As the Lord said to Jeremiah the prophet when he was complaining about the tough times he was experiencing in his hometown of Anathoth, “If you race with the foot-runners and they exhaust you, how then can you compete with horses? If you are secure only in a tranquil land, how will you fare in the jungle of the Jordan?” (Jer. 12:5, New Jewish Publication Society Version)
To apply this to us in America now, if we’re afraid to speak up today because someone will unfriend us on Facebook, what will we do tomorrow when someone puts a gun to our heads? (That gun could be metaphorical or real.)
If we won’t take a stand today for fear of losing some wealthy congregants, what will we do tomorrow when obedience to God will cost us our tax exemption?
If, in our Christian schools today, we won’t address cultural controversies for fear of offending some board members (or drawing the attention of the local accrediting association), what will we do tomorrow when refusing to compromise could mean the complete shutting down of our schools, along with a possible prison sentence?
People of God, it’s time for us to wake up. Do you sense the Lord stirring your heart?
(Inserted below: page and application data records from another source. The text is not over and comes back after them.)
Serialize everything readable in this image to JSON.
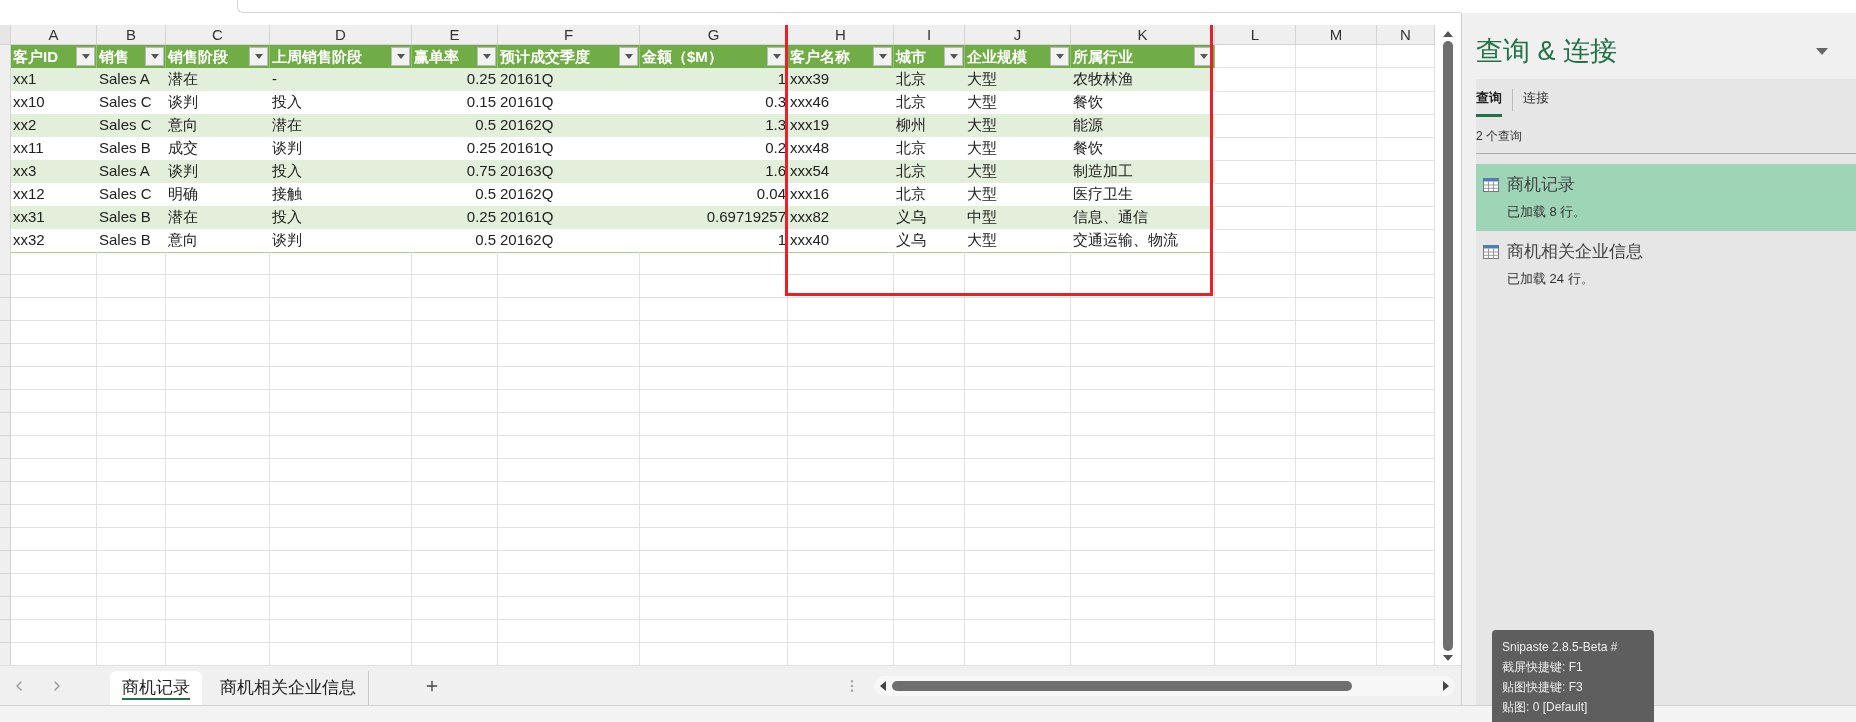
{
  "column_letters": [
    "A",
    "B",
    "C",
    "D",
    "E",
    "F",
    "G",
    "H",
    "I",
    "J",
    "K",
    "L",
    "M",
    "N"
  ],
  "table": {
    "columns": [
      {
        "label": "客户ID",
        "kind": "text"
      },
      {
        "label": "销售",
        "kind": "text"
      },
      {
        "label": "销售阶段",
        "kind": "text"
      },
      {
        "label": "上周销售阶段",
        "kind": "text"
      },
      {
        "label": "赢单率",
        "kind": "number"
      },
      {
        "label": "预计成交季度",
        "kind": "text"
      },
      {
        "label": "金额（$M）",
        "kind": "number"
      },
      {
        "label": "客户名称",
        "kind": "text"
      },
      {
        "label": "城市",
        "kind": "text"
      },
      {
        "label": "企业规模",
        "kind": "text"
      },
      {
        "label": "所属行业",
        "kind": "text"
      }
    ],
    "rows": [
      {
        "cells": [
          "xx1",
          "Sales A",
          "潜在",
          "-",
          "0.25",
          "20161Q",
          "1",
          "xxx39",
          "北京",
          "大型",
          "农牧林渔"
        ]
      },
      {
        "cells": [
          "xx10",
          "Sales C",
          "谈判",
          "投入",
          "0.15",
          "20161Q",
          "0.3",
          "xxx46",
          "北京",
          "大型",
          "餐饮"
        ]
      },
      {
        "cells": [
          "xx2",
          "Sales C",
          "意向",
          "潜在",
          "0.5",
          "20162Q",
          "1.3",
          "xxx19",
          "柳州",
          "大型",
          "能源"
        ]
      },
      {
        "cells": [
          "xx11",
          "Sales B",
          "成交",
          "谈判",
          "0.25",
          "20161Q",
          "0.2",
          "xxx48",
          "北京",
          "大型",
          "餐饮"
        ]
      },
      {
        "cells": [
          "xx3",
          "Sales A",
          "谈判",
          "投入",
          "0.75",
          "20163Q",
          "1.6",
          "xxx54",
          "北京",
          "大型",
          "制造加工"
        ]
      },
      {
        "cells": [
          "xx12",
          "Sales C",
          "明确",
          "接触",
          "0.5",
          "20162Q",
          "0.04",
          "xxx16",
          "北京",
          "大型",
          "医疗卫生"
        ]
      },
      {
        "cells": [
          "xx31",
          "Sales B",
          "潜在",
          "投入",
          "0.25",
          "20161Q",
          "0.69719257",
          "xxx82",
          "义乌",
          "中型",
          "信息、通信"
        ]
      },
      {
        "cells": [
          "xx32",
          "Sales B",
          "意向",
          "谈判",
          "0.5",
          "20162Q",
          "1",
          "xxx40",
          "义乌",
          "大型",
          "交通运输、物流"
        ]
      }
    ]
  },
  "sheet_tabs": [
    {
      "label": "商机记录",
      "selected": true
    },
    {
      "label": "商机相关企业信息",
      "selected": false
    }
  ],
  "panel": {
    "title": "查询 & 连接",
    "tabs": [
      {
        "label": "查询",
        "selected": true
      },
      {
        "label": "连接",
        "selected": false
      }
    ],
    "count": "2 个查询",
    "queries": [
      {
        "name": "商机记录",
        "status": "已加载 8 行。",
        "selected": true
      },
      {
        "name": "商机相关企业信息",
        "status": "已加载 24 行。",
        "selected": false
      }
    ]
  },
  "tooltip": {
    "lines": [
      "Snipaste 2.8.5-Beta #",
      "截屏快捷键: F1",
      "贴图快捷键: F3",
      "贴图: 0 [Default]"
    ]
  }
}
If Donald Trump is our next president, he might well stand up for our religious liberties, helping to push back against the anti-Christian spirit rising in our land. But if we don’t seize the moment and come out of our self-imposed closets, speaking the truth with boldness and love, a far worse fate will come upon us.
And if Hillary Clinton is our next president, you can be sure that you will be in her crosshairs.
What will we do then?
Will we cave in and capitulate, claiming in our pseudo-spiritual language that, “The culture wars are over and God just wants to love others”?
Or will we demonstrate real love for God and our neighbor by declaring with Paul, “I eagerly expect and hope that I will in no way be ashamed, but will have sufficient courage so that now as always Christ will be exalted in my body, whether by life or by death”? (See Phil. 1:20, NIV, and note that he wrote this from prison, facing potential martyrdom.)
Now is the time to read the stories of men and women of God from past generations (and to this day) who refused to bow down to the gods of this age, laying down their lives rather than denying their Lord.
Now is the time for us to take a determined, uncompromised stand – while it is still light and while the door is still open – before we hang our heads in shame when our kids and grandkids ask us, “What were you afraid of? Why were you so silent? Why did you let this happen to us?”
I’m not counseling anyone to do anything foolish – to provoke some kind of religious conflict or to engage in self-righteous, obnoxious behavior or to respond in a fleshly, emotional way.
Instead, I’m urging each of us (in particular those of us in leadership), to do what is right today, to stand for what is true regardless of cost or consequences, walking in the footsteps of Jesus our Lord.
As He warned us repeatedly, “For whoever would save his life will lose it, but whoever loses his life for my sake and the gospel’s will save it” (see, for example, Mark 8:35, ESV).
It’s time we find out exactly what He meant, before the spirit of the world entices us out of our element (like that fox enticing the fish), thereby leading us to our spiritual graves.
In short, to compromise is to shrivel up and die; to obey the Lord at any cost is to flourish and thrive. What will we do?
Let us heed the wisdom of an ancient rabbi, and let us shout our message from the rooftops, without shame and without fear.
And let us remember again the words of Jesus, who said, “For whoever is ashamed of me and of my words in this adulterous and sinful generation, of him will the Son of Man also be ashamed when he comes in the glory of his Father with the holy angels” (Mark 8:38, ESV).
It’s time that the whole world know that we are not ashamed.